Tech CEO, NBA Co-Owner Claims “Nobody Cares About What’s Happening to the Uyghurs” in China

Palihapitiya's company claims to “advance humanity by solving the world’s hardest problems”

Image Credits: Mike Windle/Getty Images for Vanity Fair.

A CEO whose company aims to “advance humanity by solving the world’s hardest problems” said “nobody cares about what’s happening to the Uyghurs,” a Muslim minority group facing potential genocide in China.

Chamath Palihapitiya is also a co-owner of a NBA team, the Golden State Warriors – and the NBA has recently courted controversy over its relationship to China.

“Nobody cares about what’s happening to the Uyghurs okay?” Palihapitiya told podcaster David Sacks, who was shocked by the statement. “You bring it up because you really care, and I think it’s nice that you care, but… the rest of us don’t care.”

A lot of people do care given the intense backlash Palihapitiya is now facing, with critics pointing out that the Sri Lanka-born billionaire had to flee to Canada as a child to escape human rights issues the Uyghurs are now facing in China.

Palihapitiya continued to say that “not until we can take care of ourselves will I prioritize them over us,” but critics likewise blasted this statement as a false dilemma, noting that its possible to care about the Uyghurs while also caring about issues in America.

In response to the controversy, Palihapitiya released a statement declaring that “human rights matter” but stopped short of actually apologizing, which further fueled the controversy.

“What an non-apology.

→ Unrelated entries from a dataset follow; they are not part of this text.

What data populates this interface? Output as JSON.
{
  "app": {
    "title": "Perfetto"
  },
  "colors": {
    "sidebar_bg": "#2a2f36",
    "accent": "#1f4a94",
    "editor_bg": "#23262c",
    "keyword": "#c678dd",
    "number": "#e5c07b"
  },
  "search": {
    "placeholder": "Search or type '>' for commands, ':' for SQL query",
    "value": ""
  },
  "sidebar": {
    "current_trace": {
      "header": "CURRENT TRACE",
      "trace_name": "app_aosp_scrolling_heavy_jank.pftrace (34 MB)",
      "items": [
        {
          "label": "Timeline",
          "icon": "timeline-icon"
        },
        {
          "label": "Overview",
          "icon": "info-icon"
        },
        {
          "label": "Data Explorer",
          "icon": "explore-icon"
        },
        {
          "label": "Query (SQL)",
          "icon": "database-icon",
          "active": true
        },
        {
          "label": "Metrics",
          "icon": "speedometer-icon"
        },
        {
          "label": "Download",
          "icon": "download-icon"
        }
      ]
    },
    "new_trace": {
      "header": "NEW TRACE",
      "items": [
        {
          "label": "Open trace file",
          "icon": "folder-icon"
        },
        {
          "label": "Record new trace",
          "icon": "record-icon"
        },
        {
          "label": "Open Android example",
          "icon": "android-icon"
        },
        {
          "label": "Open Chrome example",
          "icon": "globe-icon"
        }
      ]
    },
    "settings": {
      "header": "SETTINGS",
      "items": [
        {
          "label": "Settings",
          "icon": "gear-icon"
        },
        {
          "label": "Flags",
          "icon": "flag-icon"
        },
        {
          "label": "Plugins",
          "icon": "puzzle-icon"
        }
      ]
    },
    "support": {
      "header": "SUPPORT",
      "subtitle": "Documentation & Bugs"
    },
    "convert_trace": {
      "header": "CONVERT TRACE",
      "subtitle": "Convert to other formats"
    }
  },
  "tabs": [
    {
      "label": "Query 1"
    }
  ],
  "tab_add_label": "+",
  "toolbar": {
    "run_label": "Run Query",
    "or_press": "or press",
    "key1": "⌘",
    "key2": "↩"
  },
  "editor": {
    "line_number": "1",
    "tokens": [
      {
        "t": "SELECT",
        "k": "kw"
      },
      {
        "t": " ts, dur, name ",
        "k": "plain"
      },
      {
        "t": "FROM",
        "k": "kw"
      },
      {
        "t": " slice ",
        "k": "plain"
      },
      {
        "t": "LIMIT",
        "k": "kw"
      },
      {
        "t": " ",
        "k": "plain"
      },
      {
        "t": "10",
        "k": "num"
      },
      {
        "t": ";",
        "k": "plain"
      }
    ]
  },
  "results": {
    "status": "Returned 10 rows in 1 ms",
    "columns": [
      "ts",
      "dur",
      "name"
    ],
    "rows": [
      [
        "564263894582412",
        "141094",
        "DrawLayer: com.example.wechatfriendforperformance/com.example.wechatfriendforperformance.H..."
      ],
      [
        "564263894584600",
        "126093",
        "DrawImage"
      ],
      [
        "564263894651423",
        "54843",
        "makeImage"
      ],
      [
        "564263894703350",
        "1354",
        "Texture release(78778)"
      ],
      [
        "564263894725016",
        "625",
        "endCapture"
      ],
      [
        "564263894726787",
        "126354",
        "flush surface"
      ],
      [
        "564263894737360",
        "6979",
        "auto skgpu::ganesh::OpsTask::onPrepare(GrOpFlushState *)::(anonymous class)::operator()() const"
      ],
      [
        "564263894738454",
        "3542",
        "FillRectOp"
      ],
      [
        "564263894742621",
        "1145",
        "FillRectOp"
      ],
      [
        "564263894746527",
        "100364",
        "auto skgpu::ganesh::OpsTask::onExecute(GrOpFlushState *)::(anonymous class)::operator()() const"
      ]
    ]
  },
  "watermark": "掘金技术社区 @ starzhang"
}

There is not even a mention of the word ‘Uyghur,’” said Yaqiu Wang, a senior China researcher at Human Rights Watch.

The Warriors, however, distanced themselves from their co-owner, going as far as calling Palihapitiya a “limited investor” who has “no day-to-day operating functions” with the team.

“Mr. Palihapitiya does not speak on behalf of our franchise, and his views certainly don’t reflect those of our organization,” the team stated.

Palihapitiya is the CEO and founder of Social Capital, a company whose mission, according to its web site, is to “advance humanity by solving the world’s hardest problems.”